# Exercise
What you return must be every line below that includes the word "name".

# Dataset records
────────────────────

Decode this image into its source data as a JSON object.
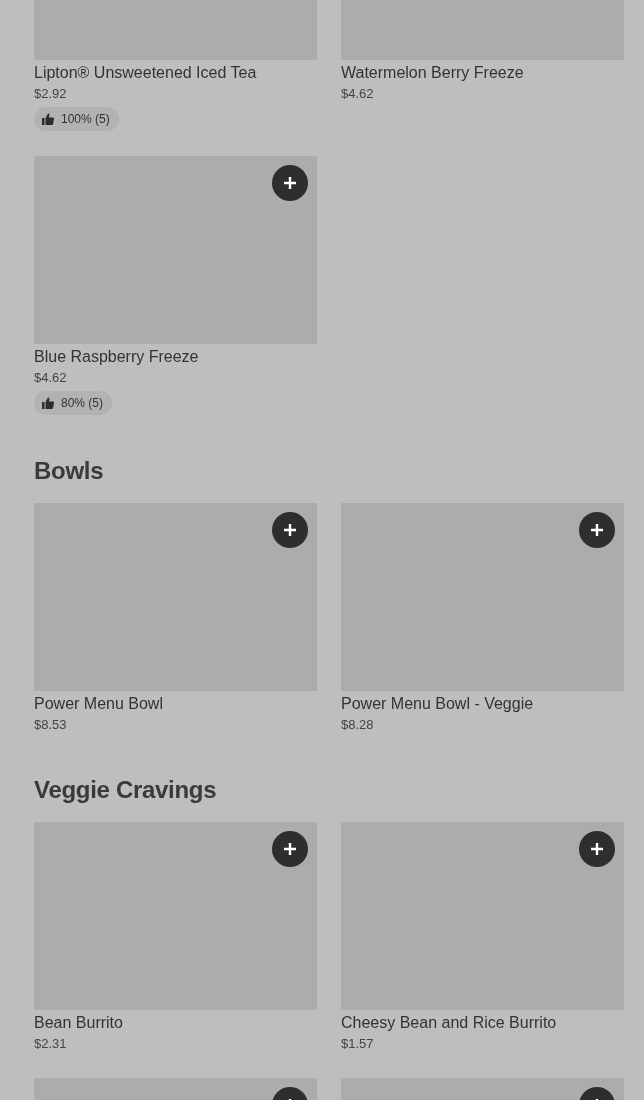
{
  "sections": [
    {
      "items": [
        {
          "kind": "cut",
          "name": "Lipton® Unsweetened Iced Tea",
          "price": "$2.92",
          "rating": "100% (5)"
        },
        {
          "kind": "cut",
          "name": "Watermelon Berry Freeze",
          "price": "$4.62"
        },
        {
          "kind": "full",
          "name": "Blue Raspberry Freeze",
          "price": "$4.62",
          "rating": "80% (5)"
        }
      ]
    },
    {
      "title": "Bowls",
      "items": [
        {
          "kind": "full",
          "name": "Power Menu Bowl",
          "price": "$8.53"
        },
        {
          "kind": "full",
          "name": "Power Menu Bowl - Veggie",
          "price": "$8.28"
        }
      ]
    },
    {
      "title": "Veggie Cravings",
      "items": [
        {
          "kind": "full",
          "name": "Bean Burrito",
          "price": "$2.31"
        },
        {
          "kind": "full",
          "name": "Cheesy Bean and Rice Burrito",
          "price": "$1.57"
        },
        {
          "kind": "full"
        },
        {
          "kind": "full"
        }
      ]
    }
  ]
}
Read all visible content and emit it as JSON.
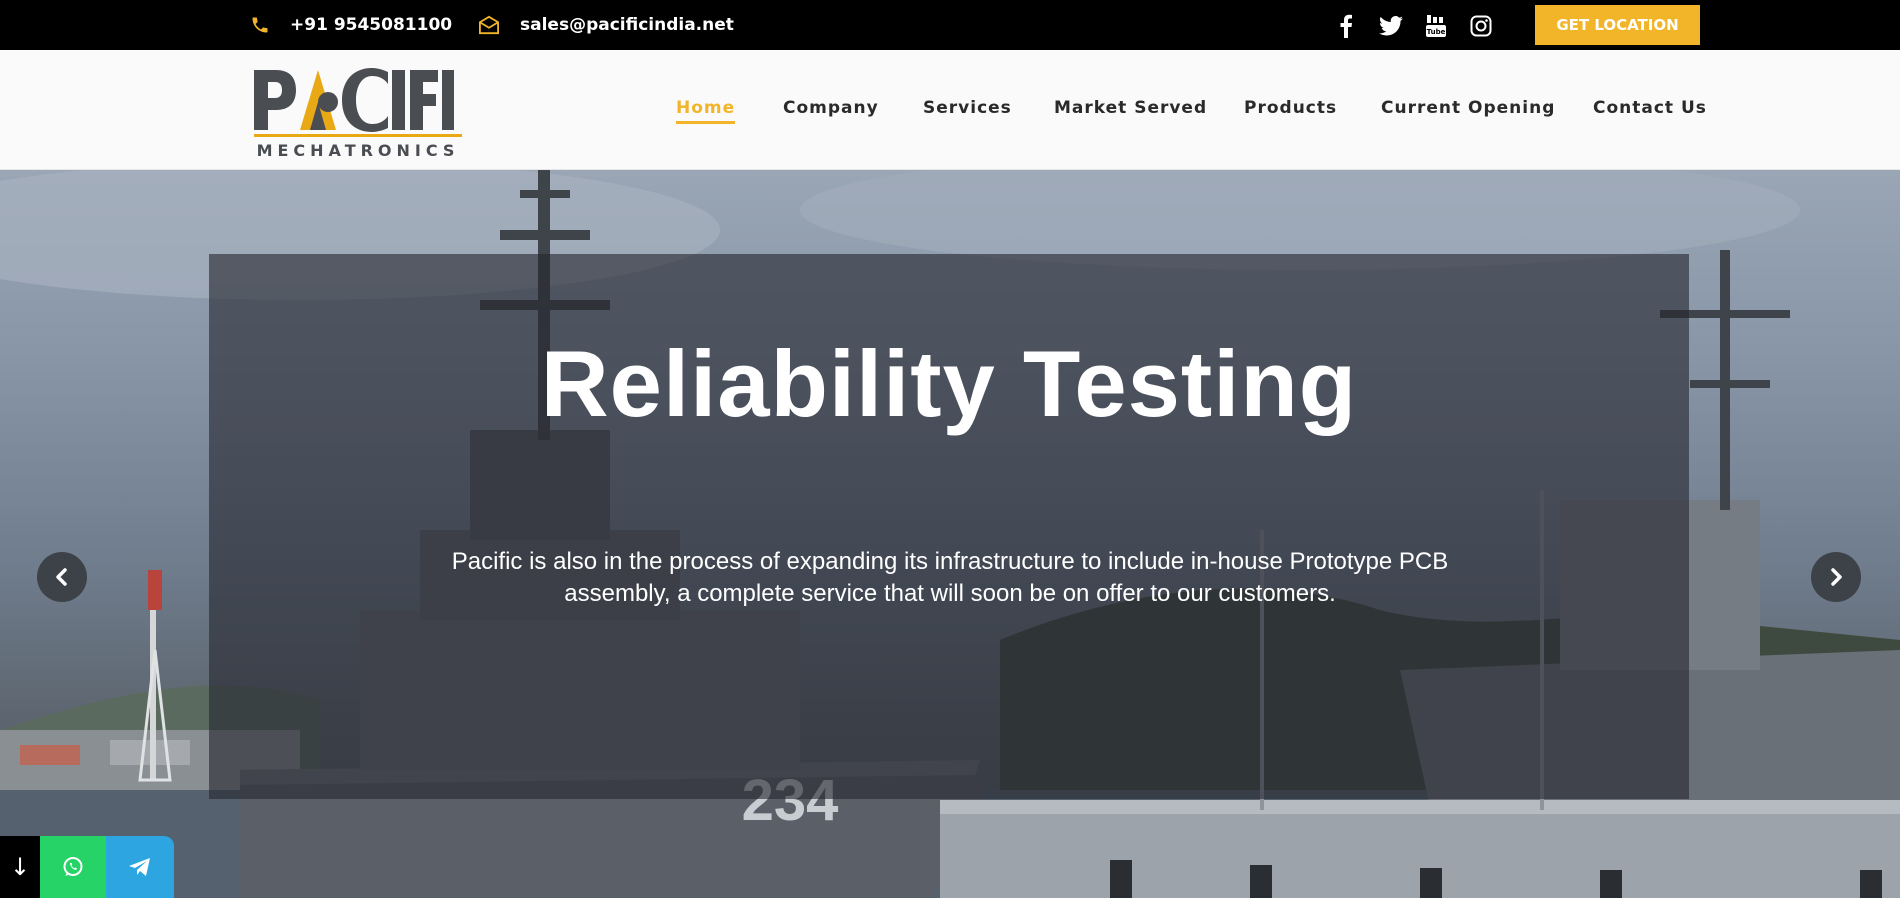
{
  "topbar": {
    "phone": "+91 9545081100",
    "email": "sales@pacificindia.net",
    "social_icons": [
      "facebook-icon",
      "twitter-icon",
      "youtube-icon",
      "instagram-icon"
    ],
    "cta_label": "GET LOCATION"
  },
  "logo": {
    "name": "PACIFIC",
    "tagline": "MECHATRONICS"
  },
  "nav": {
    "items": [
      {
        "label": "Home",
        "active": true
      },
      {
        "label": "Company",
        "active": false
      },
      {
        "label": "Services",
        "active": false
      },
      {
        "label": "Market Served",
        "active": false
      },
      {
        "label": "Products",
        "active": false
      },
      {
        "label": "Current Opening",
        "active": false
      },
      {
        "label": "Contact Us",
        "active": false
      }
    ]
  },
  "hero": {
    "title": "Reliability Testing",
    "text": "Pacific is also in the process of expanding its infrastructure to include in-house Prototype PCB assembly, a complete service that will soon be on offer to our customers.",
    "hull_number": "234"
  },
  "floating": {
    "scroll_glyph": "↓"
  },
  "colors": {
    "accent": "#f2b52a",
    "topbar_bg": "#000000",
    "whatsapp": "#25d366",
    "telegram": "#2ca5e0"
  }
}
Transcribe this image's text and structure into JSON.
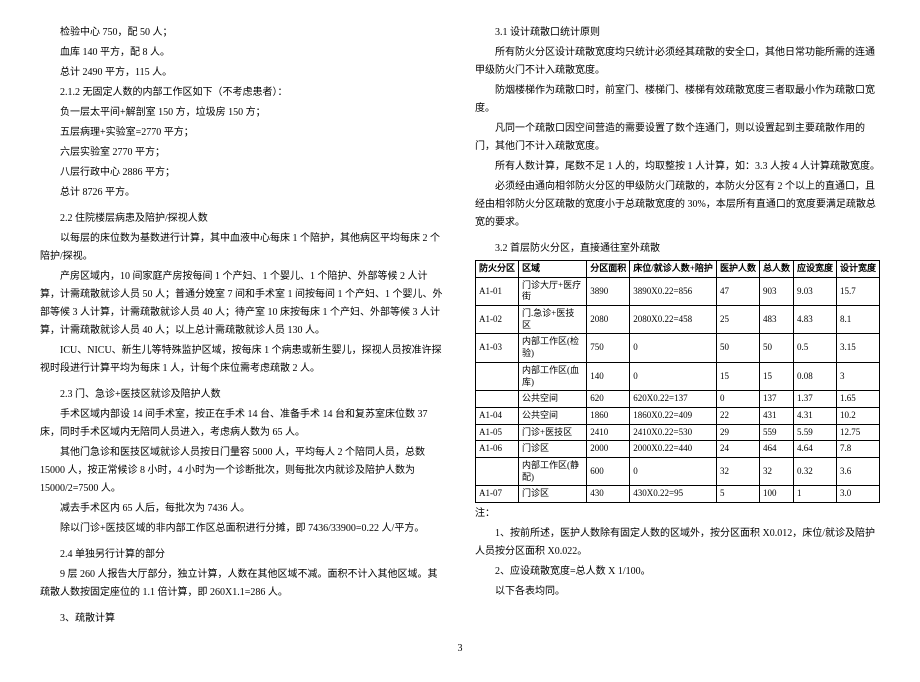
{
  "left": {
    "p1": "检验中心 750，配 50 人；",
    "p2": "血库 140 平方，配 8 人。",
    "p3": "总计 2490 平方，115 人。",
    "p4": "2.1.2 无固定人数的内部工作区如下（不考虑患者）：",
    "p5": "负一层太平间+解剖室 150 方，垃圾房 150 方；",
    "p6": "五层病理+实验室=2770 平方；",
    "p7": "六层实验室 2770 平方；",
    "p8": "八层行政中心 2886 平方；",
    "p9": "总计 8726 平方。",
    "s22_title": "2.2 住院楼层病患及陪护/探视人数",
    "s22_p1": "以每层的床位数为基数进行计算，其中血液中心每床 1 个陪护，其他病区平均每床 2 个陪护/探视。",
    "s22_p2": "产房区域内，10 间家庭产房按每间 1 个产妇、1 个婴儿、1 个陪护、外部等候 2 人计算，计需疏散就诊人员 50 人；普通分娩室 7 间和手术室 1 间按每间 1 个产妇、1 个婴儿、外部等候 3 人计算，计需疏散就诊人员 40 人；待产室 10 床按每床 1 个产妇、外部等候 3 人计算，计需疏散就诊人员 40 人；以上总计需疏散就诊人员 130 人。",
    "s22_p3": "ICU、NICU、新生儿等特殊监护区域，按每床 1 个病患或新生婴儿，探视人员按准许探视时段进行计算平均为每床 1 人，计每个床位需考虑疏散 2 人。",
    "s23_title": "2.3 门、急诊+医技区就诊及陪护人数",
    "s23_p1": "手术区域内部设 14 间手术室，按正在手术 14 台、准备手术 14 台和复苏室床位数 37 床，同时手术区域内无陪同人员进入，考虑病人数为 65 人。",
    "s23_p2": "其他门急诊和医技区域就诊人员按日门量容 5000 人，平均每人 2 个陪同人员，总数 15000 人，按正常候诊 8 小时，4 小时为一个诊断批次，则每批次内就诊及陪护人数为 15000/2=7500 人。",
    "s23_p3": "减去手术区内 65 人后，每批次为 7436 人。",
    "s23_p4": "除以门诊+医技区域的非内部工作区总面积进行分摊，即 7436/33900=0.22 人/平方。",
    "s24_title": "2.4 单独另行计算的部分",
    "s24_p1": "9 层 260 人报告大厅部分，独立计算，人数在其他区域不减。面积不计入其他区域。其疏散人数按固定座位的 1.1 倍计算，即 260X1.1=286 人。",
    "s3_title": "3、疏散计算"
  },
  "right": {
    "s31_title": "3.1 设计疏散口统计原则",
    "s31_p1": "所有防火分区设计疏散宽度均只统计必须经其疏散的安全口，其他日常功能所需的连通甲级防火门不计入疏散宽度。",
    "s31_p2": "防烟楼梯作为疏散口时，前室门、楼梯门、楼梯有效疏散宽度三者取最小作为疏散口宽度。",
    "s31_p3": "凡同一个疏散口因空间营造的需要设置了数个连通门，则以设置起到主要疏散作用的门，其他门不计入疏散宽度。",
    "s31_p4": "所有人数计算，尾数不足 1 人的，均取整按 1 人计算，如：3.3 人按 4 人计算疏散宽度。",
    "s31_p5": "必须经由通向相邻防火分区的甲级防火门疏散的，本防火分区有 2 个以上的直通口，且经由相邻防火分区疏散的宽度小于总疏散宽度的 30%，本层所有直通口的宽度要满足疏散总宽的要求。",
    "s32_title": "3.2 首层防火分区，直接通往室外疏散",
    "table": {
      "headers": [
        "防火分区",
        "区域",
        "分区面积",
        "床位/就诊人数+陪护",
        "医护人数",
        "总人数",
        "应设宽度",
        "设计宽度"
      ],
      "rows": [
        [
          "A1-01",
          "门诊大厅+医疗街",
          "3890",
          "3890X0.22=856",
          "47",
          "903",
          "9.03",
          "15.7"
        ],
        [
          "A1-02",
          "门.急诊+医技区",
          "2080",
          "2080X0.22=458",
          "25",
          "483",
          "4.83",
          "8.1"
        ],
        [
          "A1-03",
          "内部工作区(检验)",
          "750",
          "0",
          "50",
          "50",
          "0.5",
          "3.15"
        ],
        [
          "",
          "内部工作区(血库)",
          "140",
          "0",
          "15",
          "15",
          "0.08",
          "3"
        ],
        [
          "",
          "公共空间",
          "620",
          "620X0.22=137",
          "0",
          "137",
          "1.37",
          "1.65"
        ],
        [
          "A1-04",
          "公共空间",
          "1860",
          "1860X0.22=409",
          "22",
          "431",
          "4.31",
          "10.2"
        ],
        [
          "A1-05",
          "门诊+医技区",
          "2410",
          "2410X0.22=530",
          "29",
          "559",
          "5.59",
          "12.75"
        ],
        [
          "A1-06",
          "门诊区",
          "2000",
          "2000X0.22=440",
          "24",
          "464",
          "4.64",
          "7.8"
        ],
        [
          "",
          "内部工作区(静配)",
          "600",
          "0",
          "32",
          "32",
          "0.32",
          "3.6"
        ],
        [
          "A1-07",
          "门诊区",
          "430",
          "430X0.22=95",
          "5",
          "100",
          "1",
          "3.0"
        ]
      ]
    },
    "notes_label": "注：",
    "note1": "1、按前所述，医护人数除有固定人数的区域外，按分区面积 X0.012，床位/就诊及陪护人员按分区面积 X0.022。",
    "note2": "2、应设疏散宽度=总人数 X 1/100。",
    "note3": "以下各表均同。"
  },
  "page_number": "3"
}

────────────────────

# Expected answer
          "name": "Lipton® Unsweetened Iced Tea",
          "name": "Watermelon Berry Freeze",
          "name": "Blue Raspberry Freeze",
          "name": "Power Menu Bowl",
          "name": "Power Menu Bowl - Veggie",
          "name": "Bean Burrito",
          "name": "Cheesy Bean and Rice Burrito",
    "name": "PACIFIC",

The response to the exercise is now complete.